Task goal: Among these records, tally each line with the word "brand"; the answer is that number alone.

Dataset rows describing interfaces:
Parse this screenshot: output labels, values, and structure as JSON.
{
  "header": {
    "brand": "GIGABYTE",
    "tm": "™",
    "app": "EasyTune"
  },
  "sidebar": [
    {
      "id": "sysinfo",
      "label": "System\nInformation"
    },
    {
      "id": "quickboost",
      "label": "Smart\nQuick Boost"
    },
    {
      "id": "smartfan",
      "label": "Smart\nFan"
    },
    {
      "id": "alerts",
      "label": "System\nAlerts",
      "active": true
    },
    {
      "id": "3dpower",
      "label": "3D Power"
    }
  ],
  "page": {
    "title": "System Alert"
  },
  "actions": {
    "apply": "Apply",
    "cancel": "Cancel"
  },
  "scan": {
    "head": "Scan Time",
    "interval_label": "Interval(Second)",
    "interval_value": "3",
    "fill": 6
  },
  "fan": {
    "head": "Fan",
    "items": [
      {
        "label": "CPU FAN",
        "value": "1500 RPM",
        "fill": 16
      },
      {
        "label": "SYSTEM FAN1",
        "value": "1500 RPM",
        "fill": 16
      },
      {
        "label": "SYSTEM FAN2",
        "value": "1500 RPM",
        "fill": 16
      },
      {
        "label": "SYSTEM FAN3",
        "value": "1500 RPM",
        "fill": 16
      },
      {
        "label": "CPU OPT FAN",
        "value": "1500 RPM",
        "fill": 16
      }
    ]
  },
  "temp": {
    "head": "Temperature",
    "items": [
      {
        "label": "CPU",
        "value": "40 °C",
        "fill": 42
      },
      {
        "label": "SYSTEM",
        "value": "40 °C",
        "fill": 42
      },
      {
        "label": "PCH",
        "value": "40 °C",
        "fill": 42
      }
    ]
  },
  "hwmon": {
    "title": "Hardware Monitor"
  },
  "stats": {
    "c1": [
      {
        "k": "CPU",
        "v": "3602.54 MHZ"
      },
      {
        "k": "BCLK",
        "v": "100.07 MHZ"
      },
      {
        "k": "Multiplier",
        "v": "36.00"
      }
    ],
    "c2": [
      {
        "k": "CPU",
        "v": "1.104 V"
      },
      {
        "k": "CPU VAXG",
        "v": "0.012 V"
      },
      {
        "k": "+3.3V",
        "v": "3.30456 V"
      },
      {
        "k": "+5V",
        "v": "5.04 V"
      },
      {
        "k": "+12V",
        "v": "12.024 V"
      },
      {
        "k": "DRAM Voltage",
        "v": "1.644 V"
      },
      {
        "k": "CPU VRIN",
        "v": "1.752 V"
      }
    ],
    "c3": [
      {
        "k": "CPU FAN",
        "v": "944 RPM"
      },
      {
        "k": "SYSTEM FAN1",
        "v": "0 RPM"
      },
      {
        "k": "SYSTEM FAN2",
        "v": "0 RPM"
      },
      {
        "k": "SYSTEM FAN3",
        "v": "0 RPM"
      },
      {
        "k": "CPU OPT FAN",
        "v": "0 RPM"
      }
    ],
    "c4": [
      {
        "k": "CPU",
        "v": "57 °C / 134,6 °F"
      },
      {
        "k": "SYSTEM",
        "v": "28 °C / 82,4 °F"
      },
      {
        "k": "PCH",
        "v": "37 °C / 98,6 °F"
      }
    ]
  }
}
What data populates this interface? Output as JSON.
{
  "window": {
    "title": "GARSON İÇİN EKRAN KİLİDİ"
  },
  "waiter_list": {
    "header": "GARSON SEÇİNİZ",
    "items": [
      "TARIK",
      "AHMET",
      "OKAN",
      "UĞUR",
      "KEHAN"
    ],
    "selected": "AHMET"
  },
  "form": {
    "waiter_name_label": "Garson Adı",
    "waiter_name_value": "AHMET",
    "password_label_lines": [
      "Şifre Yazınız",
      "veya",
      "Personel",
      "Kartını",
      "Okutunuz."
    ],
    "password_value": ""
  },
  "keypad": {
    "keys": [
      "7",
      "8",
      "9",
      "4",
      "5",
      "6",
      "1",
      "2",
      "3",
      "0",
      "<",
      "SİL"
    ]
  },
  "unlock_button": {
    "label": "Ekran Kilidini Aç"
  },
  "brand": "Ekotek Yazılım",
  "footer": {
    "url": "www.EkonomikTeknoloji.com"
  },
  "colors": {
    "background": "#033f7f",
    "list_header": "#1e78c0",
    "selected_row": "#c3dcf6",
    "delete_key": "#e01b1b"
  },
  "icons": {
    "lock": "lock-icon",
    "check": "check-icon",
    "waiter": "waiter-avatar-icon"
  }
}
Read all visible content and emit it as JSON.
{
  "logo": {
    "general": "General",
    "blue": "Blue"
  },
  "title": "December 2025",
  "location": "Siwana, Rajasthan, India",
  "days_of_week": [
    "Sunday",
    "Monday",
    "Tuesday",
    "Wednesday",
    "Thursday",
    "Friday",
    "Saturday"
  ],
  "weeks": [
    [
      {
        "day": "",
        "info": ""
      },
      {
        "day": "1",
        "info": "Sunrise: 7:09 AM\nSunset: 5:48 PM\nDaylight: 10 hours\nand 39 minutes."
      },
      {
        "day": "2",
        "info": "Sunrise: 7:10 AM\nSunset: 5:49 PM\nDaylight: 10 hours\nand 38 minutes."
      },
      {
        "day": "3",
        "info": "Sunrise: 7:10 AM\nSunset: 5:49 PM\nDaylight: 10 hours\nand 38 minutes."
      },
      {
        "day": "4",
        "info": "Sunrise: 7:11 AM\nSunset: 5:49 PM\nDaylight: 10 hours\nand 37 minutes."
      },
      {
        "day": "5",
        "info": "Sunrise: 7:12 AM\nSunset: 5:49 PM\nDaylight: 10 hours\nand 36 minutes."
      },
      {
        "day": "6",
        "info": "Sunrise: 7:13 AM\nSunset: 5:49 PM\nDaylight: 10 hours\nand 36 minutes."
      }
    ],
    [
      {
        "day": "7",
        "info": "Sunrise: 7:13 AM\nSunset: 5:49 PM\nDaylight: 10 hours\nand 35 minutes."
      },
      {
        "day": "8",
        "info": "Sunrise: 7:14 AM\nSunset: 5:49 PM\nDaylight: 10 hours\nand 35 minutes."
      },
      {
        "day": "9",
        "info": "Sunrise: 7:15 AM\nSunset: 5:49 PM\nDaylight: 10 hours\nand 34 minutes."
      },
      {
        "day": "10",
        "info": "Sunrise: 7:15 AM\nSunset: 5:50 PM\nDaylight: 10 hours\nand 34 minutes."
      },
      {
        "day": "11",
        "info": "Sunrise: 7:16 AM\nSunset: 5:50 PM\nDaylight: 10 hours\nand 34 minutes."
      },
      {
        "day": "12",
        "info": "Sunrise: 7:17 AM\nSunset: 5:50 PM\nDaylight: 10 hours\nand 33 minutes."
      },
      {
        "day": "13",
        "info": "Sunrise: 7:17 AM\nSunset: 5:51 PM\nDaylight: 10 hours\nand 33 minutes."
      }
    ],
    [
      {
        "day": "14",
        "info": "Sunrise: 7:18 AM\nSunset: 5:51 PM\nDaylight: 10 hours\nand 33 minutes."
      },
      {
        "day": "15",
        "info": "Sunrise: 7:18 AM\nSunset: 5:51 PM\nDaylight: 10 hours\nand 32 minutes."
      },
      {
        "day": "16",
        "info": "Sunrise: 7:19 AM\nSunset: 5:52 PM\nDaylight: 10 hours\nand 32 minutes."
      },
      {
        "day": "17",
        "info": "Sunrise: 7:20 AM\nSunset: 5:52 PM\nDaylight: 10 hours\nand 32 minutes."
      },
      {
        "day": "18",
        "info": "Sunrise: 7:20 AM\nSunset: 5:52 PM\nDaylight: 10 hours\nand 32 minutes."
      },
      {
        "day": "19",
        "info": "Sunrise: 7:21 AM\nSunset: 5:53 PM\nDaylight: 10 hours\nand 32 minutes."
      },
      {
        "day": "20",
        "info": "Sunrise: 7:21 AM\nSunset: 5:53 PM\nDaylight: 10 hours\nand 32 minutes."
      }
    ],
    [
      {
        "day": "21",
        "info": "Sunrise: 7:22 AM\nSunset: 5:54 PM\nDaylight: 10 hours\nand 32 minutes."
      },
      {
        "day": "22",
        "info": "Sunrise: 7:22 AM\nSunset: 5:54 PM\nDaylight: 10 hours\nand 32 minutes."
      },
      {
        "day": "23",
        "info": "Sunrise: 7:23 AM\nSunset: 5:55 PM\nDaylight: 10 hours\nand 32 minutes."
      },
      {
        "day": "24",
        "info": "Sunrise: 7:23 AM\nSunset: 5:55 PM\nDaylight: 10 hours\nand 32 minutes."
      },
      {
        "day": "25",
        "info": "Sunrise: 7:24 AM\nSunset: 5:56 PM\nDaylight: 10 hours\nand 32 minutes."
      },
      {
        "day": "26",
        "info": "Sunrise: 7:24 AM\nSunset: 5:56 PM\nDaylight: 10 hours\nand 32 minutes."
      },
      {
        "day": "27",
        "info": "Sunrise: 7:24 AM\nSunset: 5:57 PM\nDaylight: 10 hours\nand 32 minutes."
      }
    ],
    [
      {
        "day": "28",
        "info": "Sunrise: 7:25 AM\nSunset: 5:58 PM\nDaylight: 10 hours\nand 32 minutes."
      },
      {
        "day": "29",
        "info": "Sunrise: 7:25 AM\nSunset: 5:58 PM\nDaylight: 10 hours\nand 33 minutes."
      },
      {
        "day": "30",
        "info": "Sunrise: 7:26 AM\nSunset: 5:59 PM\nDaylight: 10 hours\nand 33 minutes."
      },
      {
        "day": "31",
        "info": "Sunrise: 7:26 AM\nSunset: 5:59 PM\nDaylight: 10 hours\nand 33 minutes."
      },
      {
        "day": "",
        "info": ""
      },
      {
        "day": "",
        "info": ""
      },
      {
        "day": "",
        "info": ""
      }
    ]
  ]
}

Response box: 2